Activity: Find and copy the lines in the records beneath this task that contain the word "text".
****************
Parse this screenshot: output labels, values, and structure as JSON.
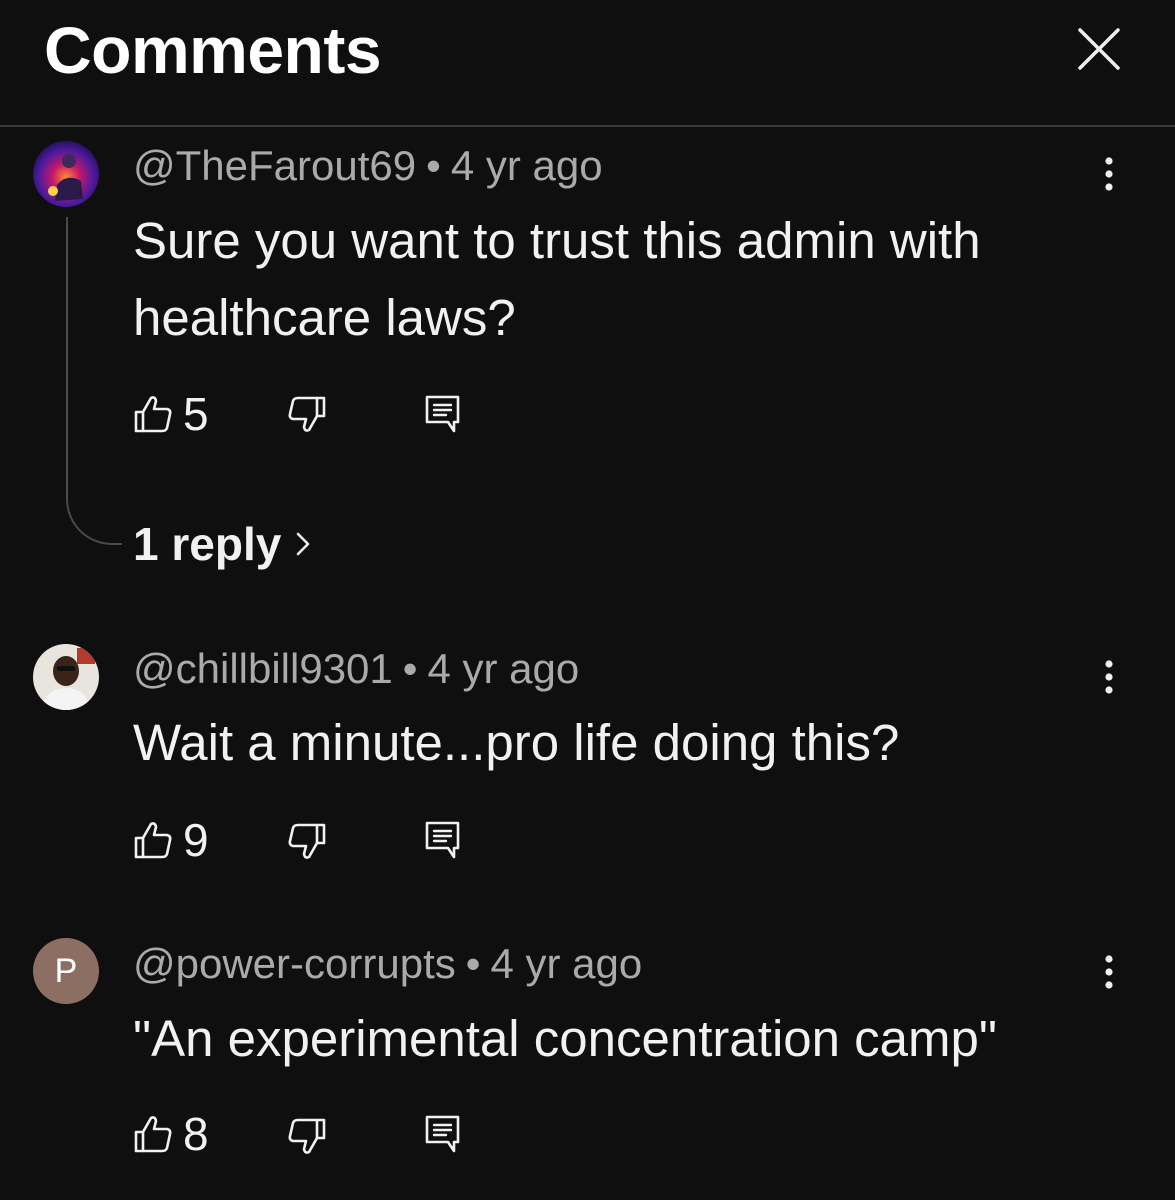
{
  "header": {
    "title": "Comments",
    "close_icon": "close-icon"
  },
  "comments": [
    {
      "author": "@TheFarout69",
      "time": "4 yr ago",
      "text": "Sure you want to trust this admin with healthcare laws?",
      "likes": "5",
      "replies_label": "1 reply"
    },
    {
      "author": "@chillbill9301",
      "time": "4 yr ago",
      "text": "Wait a minute...pro life doing this?",
      "likes": "9"
    },
    {
      "author": "@power-corrupts",
      "avatar_letter": "P",
      "time": "4 yr ago",
      "text": "\"An experimental concentration camp\"",
      "likes": "8"
    }
  ],
  "separator": "•",
  "icons": [
    "thumbs-up-icon",
    "thumbs-down-icon",
    "reply-icon",
    "more-vert-icon",
    "chevron-right-icon"
  ],
  "colors": {
    "background": "#0f0f0f",
    "text": "#f1f1f1",
    "meta": "#aaaaaa",
    "avatar_p": "#8d6e63"
  }
}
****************
Answer section:
      "text": "Sure you want to trust this admin with healthcare laws?",
      "text": "Wait a minute...pro life doing this?",
      "text": "\"An experimental concentration camp\"",
    "text": "#f1f1f1",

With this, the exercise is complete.